I think airplane rental rates and instructor fees vary widely across the country. Here in atlanta, it depends on which metro area airport you use. Where I am at the airplane goes for 75/hr (172 or warrior) and instructor 34 for primary. I get 15.50 now and in 3 months I get a raise to 17.50. I also get incentives for teaching in the sim or multi. We are part 61. There is a school at a more popular airport charging 89/45 (part 141). Where I learned it was 79/45 (part 141).

It was very difficult finding a job here. I took one as a part -time instructor having to recruit all my own students. When a full time job becomes available, I get it and start to get walk-ins and phone-ins. There are some other jobs coming available now, but I like the school I'm at and I don't feel like they are ripping off people compared to the other rates around the city.
Right now I have one regular student that flys 3x a week. So I get about 4.5 hours of flying and some ground a week. I have also found it hard to recruit more students. I have about 7 maybes at any one time. It seems hard for anybody to commit to spending when the technology jobs around here are still uncertain.

Even though it kinda sounds gloomy now, I think their are signs of improvement. Since things are slow and I don't get as much flying as I would like, I am going to get my A&P. I also have signs about to be a free safety pilot just for the hours. I tought that maybe this could be a way to talk somebody into doing a commercial license with me.

Anyway, I have rambled. It is though all around right now, but we are breaking out of it. It is time to take what you can and hold fast.

--- Snoopy
CFI for (little) pay v. Paying for flying

Well, if you're working as a CFI you really don't need to pay for your own flying, so that eliminates that concern.

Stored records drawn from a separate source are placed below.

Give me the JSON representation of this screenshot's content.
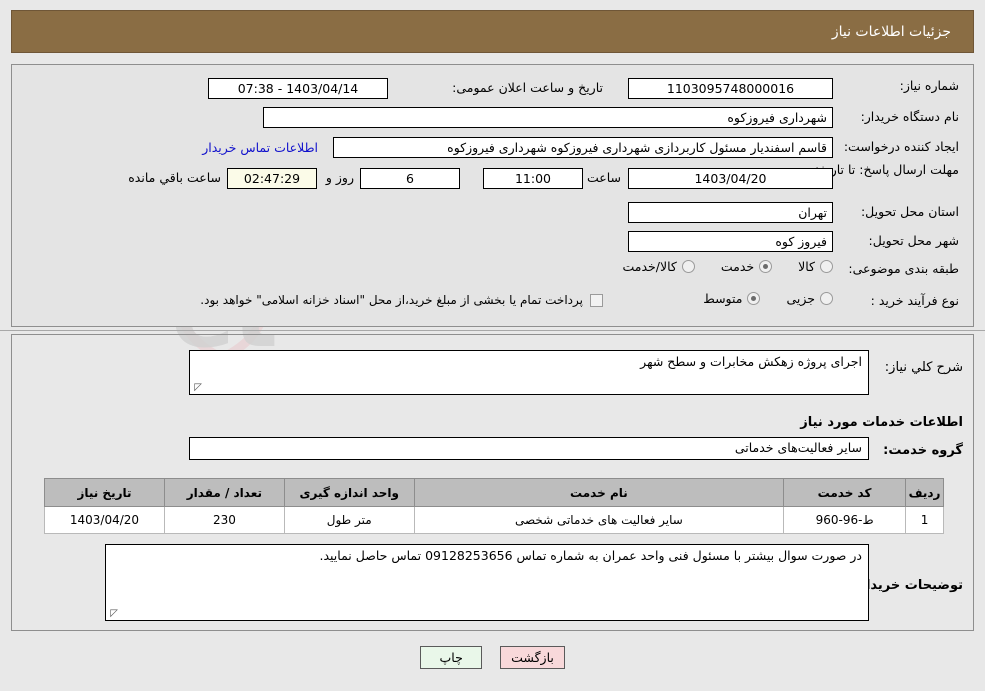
{
  "header": {
    "title": "جزئیات اطلاعات نیاز"
  },
  "watermark": {
    "text": "AriaTender.net",
    "shield_color": "#e9c9cb",
    "text_color": "#cfcfcf"
  },
  "form": {
    "need_number": {
      "label": "شماره نیاز:",
      "value": "1103095748000016"
    },
    "public_announce": {
      "label": "تاریخ و ساعت اعلان عمومی:",
      "value": "1403/04/14 - 07:38"
    },
    "buyer_org": {
      "label": "نام دستگاه خریدار:",
      "value": "شهرداری فیروزکوه"
    },
    "request_creator": {
      "label": "ایجاد کننده درخواست:",
      "value": "قاسم اسفندیار مسئول کاربردازی شهرداری فیروزکوه شهرداری فیروزکوه",
      "contact_link": "اطلاعات تماس خریدار"
    },
    "deadline": {
      "label": "مهلت ارسال پاسخ: تا تاریخ:",
      "date": "1403/04/20",
      "hour_label": "ساعت",
      "hour_value": "11:00",
      "days_value": "6",
      "days_label": "روز و",
      "countdown": "02:47:29",
      "countdown_label": "ساعت باقي مانده"
    },
    "delivery_province": {
      "label": "استان محل تحویل:",
      "value": "تهران"
    },
    "delivery_city": {
      "label": "شهر محل تحویل:",
      "value": "فیروز کوه"
    },
    "category": {
      "label": "طبقه بندی موضوعی:",
      "options": [
        {
          "label": "کالا",
          "selected": false
        },
        {
          "label": "خدمت",
          "selected": true
        },
        {
          "label": "کالا/خدمت",
          "selected": false
        }
      ]
    },
    "purchase_type": {
      "label": "نوع فرآیند خرید :",
      "options": [
        {
          "label": "جزیی",
          "selected": false
        },
        {
          "label": "متوسط",
          "selected": true
        }
      ],
      "checkbox_label": "پرداخت تمام یا بخشی از مبلغ خرید،از محل \"اسناد خزانه اسلامی\" خواهد بود.",
      "checkbox_checked": false
    },
    "general_desc": {
      "label": "شرح کلي نیاز:",
      "value": "اجرای پروژه زهکش مخابرات و سطح شهر"
    },
    "services_section_title": "اطلاعات خدمات مورد نیاز",
    "service_group": {
      "label": "گروه خدمت:",
      "value": "سایر فعالیت‌های خدماتی"
    },
    "buyer_notes": {
      "label": "توضیحات خریدار:",
      "value": "در صورت سوال بیشتر با مسئول فنی واحد عمران به شماره تماس 09128253656 تماس حاصل نمایید."
    }
  },
  "table": {
    "columns": [
      "ردیف",
      "کد خدمت",
      "نام خدمت",
      "واحد اندازه گیری",
      "تعداد / مقدار",
      "تاریخ نیاز"
    ],
    "rows": [
      {
        "row_no": "1",
        "service_code": "ط-96-960",
        "service_name": "سایر فعالیت های خدماتی شخصی",
        "unit": "متر طول",
        "quantity": "230",
        "need_date": "1403/04/20"
      }
    ]
  },
  "footer": {
    "print_button": "چاپ",
    "back_button": "بازگشت"
  },
  "colors": {
    "header_bg": "#8a6d44",
    "page_bg": "#e8e8e8",
    "panel_bg": "#e4e4e4",
    "link": "#1111cc",
    "print_btn_bg": "#e9f7e9",
    "back_btn_bg": "#f8d8da",
    "table_header_bg": "#bdbdbd",
    "countdown_bg": "#fbfbe8"
  }
}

It all depends. Probably right at the moment it'll be hard to find work, but when hiring picks up and instructors are picked up by regionals, etc., there will be more work per instructor. New student starts will pick up as well as people start believing again that there is a pilot shortage. :rolleyes:

Another point to consider is if you instruct at an FBO versus a 141-type school. You'll have a captive audience of students if you work at a place like FlightSafety. In addition, 141 students are usually there "for the duration," so you can count on keeping the same students or rotating among the same students for months at a time. At an FBO, you might get some who are training for the career and who will be steady customers, but you're more likely to get people who train sporadically for their Private, renters and people needing flight reviews. It's a different kind of clientele than at schools.

You can bank on maybe 30 contact hours a week or more if you have 5-10 students and enough aircraft and sims in which to train them. Expect to put in 50 hours or more a week at work to gin up your 30 hours a week of contact. Don't count on it being steady. Don't forget about weather, maintenance vagaries and student no-shows. You''ll find that you have good months and bad months.

Good luck with your plans.
Last edited:
The instructors charge from $50-125 per hour for their time, ground and flight. Depending on factors not revealed to me, pay can be from $14 to $125 per hour. Benefits include low rates on health insurance, gym membership, at cost aircraft rental, and free training time.

One instructor might have 2 lessons at $50, 1 at $70, and an aircraft certification flight at $125 one day. He usually takes home $5400 a month.

Another instructor will decline all attempts to get him scheduled, "oh I'm busy," then wonder why he is earning nothing. This instructor I don't understand. :confused:

I know a few CFIIs up north that are charging $125-200 per hour for their instruction. One only does heavy Piper twins, the other mainly remedial instruction ($130).

The key is to be worth what you charge.

Jedi Nein
After seeing these prices I'm glad I got mine done 15 years ago get this... C-150 $6/hr Instructor $6/hr. I miss those days!!!

(it was a club!)

Latest resources